BUSINESS
08/31/2018 14:13 EDT | Updated 08/31/2018 14:31 EDT

A Major Recession Indicator Suggests Canada’s Economy Risks Hitting ‘Brick Wall’

The Bank of Canada is shrugging off a potential sign of a slowdown ahead.

Businessman standing in front of the panel with financial statistics
D-Keine via Getty Images
Businessman standing in front of the panel with financial statistics

The Canadian economy has been on a hot streak recently, but a closely-watched indicator of tough times suggests the country may be in for an economic slowdown within the next two years.

The indicator that's flashing red is called the "yield curve," and it has to do with the interest paid on government debt.

What is a yield curve?

Like other governments, Canada issues bonds (i.e. borrows money) on the open market. Typically, buyers of those bonds demand a higher interest rate for long-term debt than for short-term debt.

That just makes sense: If you're going to lend for longer, you're taking a larger risk, so you demand more reward. This trend of interest rates rising for longer-term debt is called the "yield curve."

But sometimes, investors demand higher interest rates on short-term debt than on long-term debt. Analysts call this an "inverted yield curve," and it's taken very seriously because it's very good at predicting recessions.

In simplest terms, when the yield curve inverts, it means investors believe the economy will be weaker going forward. They see trouble ahead.

And since these people are the investor class who control a great deal of the flow of capital through the economy, when they believe tough times are ahead, it tends to become a self-fulfilling prophecy.

Canada's yield curve hasn't inverted yet, but the chart below, from Bank of Montreal, shows it's rapidly heading in that direction.

Note how, when the spread turns negative, there is often a recession shortly after (the gray areas on the chart). Today the spread is clearly headed towards negative territory.

BMO Economics

How reliable is the yield curve in predicting hard times?

According to numbers crunched by Bloomberg, since 1961 Canada's yield curve has inverted 15 times, and 10 of those times were followed by at least one quarter of economic contraction.
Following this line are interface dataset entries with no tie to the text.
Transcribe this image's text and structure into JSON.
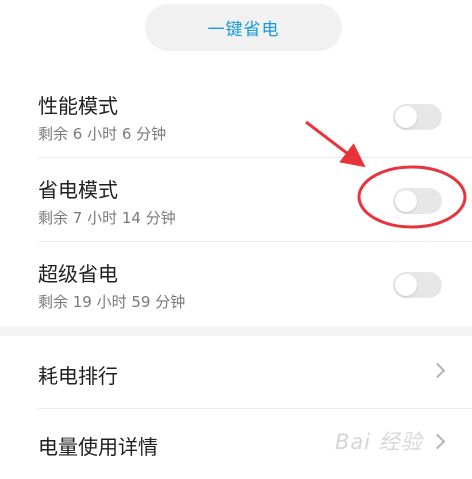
{
  "header": {
    "one_key_label": "一键省电"
  },
  "modes": [
    {
      "title": "性能模式",
      "remaining": "剩余 6 小时 6 分钟",
      "enabled": false
    },
    {
      "title": "省电模式",
      "remaining": "剩余 7 小时 14 分钟",
      "enabled": false
    },
    {
      "title": "超级省电",
      "remaining": "剩余 19 小时 59 分钟",
      "enabled": false
    }
  ],
  "nav": [
    {
      "label": "耗电排行"
    },
    {
      "label": "电量使用详情"
    }
  ],
  "colors": {
    "accent": "#1a9bd8",
    "annotation": "#e8333a"
  },
  "watermark": "Bai 经验"
}
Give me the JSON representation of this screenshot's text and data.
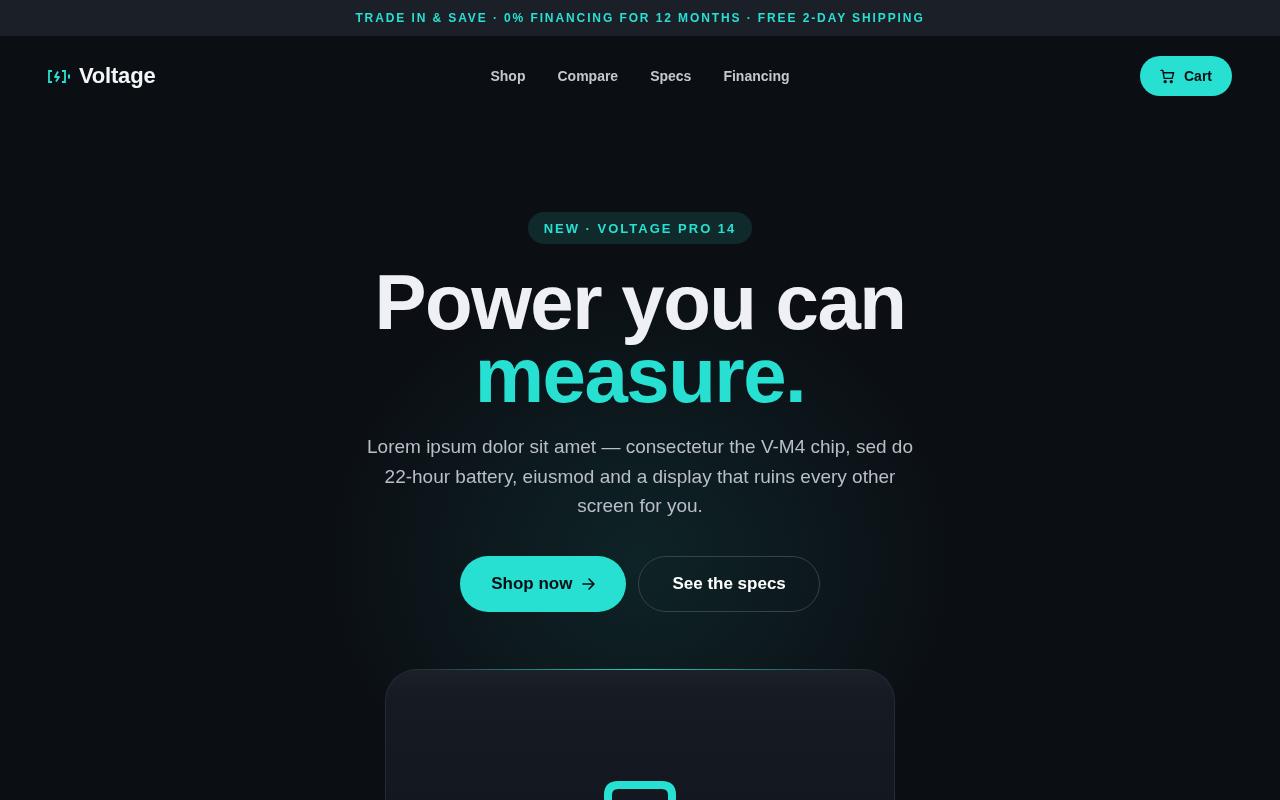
{
  "announcement": "TRADE IN & SAVE · 0% FINANCING FOR 12 MONTHS · FREE 2-DAY SHIPPING",
  "header": {
    "logo": "Voltage",
    "nav": [
      "Shop",
      "Compare",
      "Specs",
      "Financing"
    ],
    "cart_button": "Cart"
  },
  "hero": {
    "badge": "NEW · VOLTAGE PRO 14",
    "headline": "Power you can",
    "headline_accent": "measure.",
    "description": "Lorem ipsum dolor sit amet — consectetur the V-M4 chip, sed do 22-hour battery, eiusmod and a display that ruins every other screen for you.",
    "buttons": [
      {
        "label": "Shop now",
        "kind": "primary"
      },
      {
        "label": "See the specs",
        "kind": "secondary"
      }
    ]
  }
}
So in essence, it has a 66 per cent chance of correctly predicting a downturn.

Earlier on HuffPost Canada:


If Canada's yield curve does invert, "credit creation should slow down considerably, generating a negative feedback loop throughout the economy," wrote Aubrey Basdeo, head of Canadian fixed income at BlackRock, the world's largest asset management company, in a research note this week.

In other words, if the yield curve inverts, you can expect lending to slow down in the economy, making it harder to do things like get a mortgage or a car loan.

"The yield curve is something the Bank (of Canada) needs to pay attention to as far as that being a signal of the economy running into a brick wall sooner rather than later," Basdeo told Bloomberg news.

He predicted the Bank of Canada will stop raising interest rates as the economy weakens ahead, potentially good news for borrowers. But the markets are still pricing in an 80-per-cent chance of a rate hike in October.

Poloz not worried

The Bank of Canada has been brushing off concerns about the yield curve. Bank governor Stephen Poloz says this time is different: There is unusually high demand for long-term Government of Canada bonds, and that's causing investors to accept lower interest rates on those bonds, flattening the curve, Poloz says.

In downplaying it, Poloz could be taking a risk. "One should never dismiss the message from the yield curve," Bank of Montreal chief economist Doug Porter wrote in a client note this week.

Chris Wattie / Reuters
Bank of Canada Governor Stephen Poloz speaks during a news conference with Senior Deputy Governor Carolyn Wilkins in Ottawa, April 18. Poloz says Canada's flattening yield curve is not a problem, at least this time around.

Still, Porter noted that the yield curve is "a less air-tight, ultra-reliable forward indicator for Canada" than it is for the U.S. which is also seeing a flattening of its yield curve, though not to the same extent as Canada.

"The curve is an early warning sign, but it's sometimes really early, and sometimes just a sign," Porter concluded.

What do I do if there is a recession ahead?

Keep calm and carry on, as the saying goes.

But don't ignore the risk. Now would be a good time to make sure you have a cushion of savings to help you get through tough times, such as the loss of a job.

If you don't have a cushion, consider spending a little less and saving a little more to build one up. (Though if everybody took this advice, it would cause consumer spending to slow, which could lead to a slowdown. Economics is messy stuff.)

Equally importantly, make sure your debt is under control. If you're carrying a lot of it, you are particularly at risk in an economic downturn. Look into debt consolidation, or talk to a financial planner, to help you come up with a budget that can help you get out of debt faster.